▸ **Work item**
Your copy of the data should match it exactly, leaving out only the pictures.

▸ **Data provided**
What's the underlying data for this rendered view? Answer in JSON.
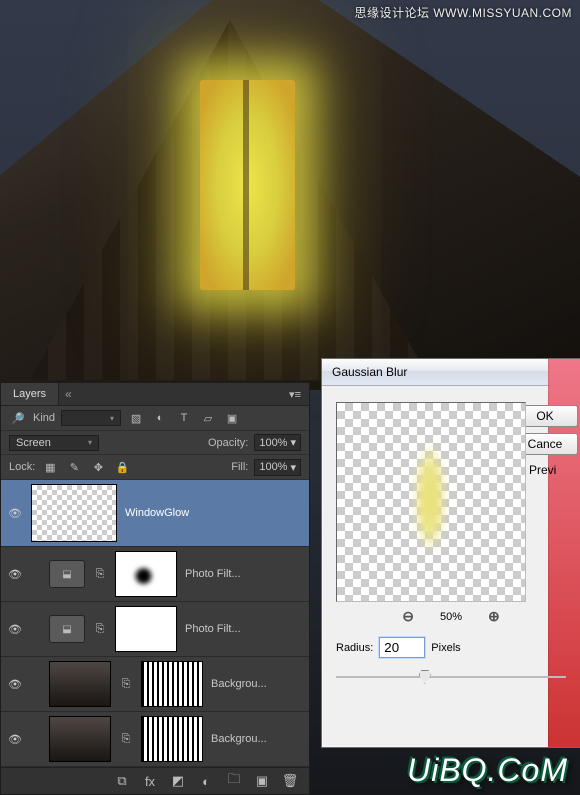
{
  "watermarks": {
    "top": "思缘设计论坛  WWW.MISSYUAN.COM",
    "bottom": "UiBQ.CoM"
  },
  "layers_panel": {
    "title": "Layers",
    "kind_label": "Kind",
    "kind_value": "⌄",
    "blend_mode": "Screen",
    "opacity_label": "Opacity:",
    "opacity_value": "100%",
    "lock_label": "Lock:",
    "fill_label": "Fill:",
    "fill_value": "100%",
    "layers": [
      {
        "name": "WindowGlow"
      },
      {
        "name": "Photo Filt..."
      },
      {
        "name": "Photo Filt..."
      },
      {
        "name": "Backgrou..."
      },
      {
        "name": "Backgrou..."
      }
    ]
  },
  "gaussian_dialog": {
    "title": "Gaussian Blur",
    "zoom_pct": "50%",
    "radius_label": "Radius:",
    "radius_value": "20",
    "radius_unit": "Pixels",
    "ok": "OK",
    "cancel": "Cance",
    "preview": "Previ"
  }
}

▸ **Output of the exercise**
What's the underlying data for this rendered view? Answer in JSON.
{
  "watermarks": {
    "top": "思缘设计论坛  WWW.MISSYUAN.COM",
    "bottom": "UiBQ.CoM"
  },
  "layers_panel": {
    "title": "Layers",
    "kind_label": "Kind",
    "kind_value": "⌄",
    "blend_mode": "Screen",
    "opacity_label": "Opacity:",
    "opacity_value": "100%",
    "lock_label": "Lock:",
    "fill_label": "Fill:",
    "fill_value": "100%",
    "layers": [
      {
        "name": "WindowGlow"
      },
      {
        "name": "Photo Filt..."
      },
      {
        "name": "Photo Filt..."
      },
      {
        "name": "Backgrou..."
      },
      {
        "name": "Backgrou..."
      }
    ]
  },
  "gaussian_dialog": {
    "title": "Gaussian Blur",
    "zoom_pct": "50%",
    "radius_label": "Radius:",
    "radius_value": "20",
    "radius_unit": "Pixels",
    "ok": "OK",
    "cancel": "Cance",
    "preview": "Previ"
  }
}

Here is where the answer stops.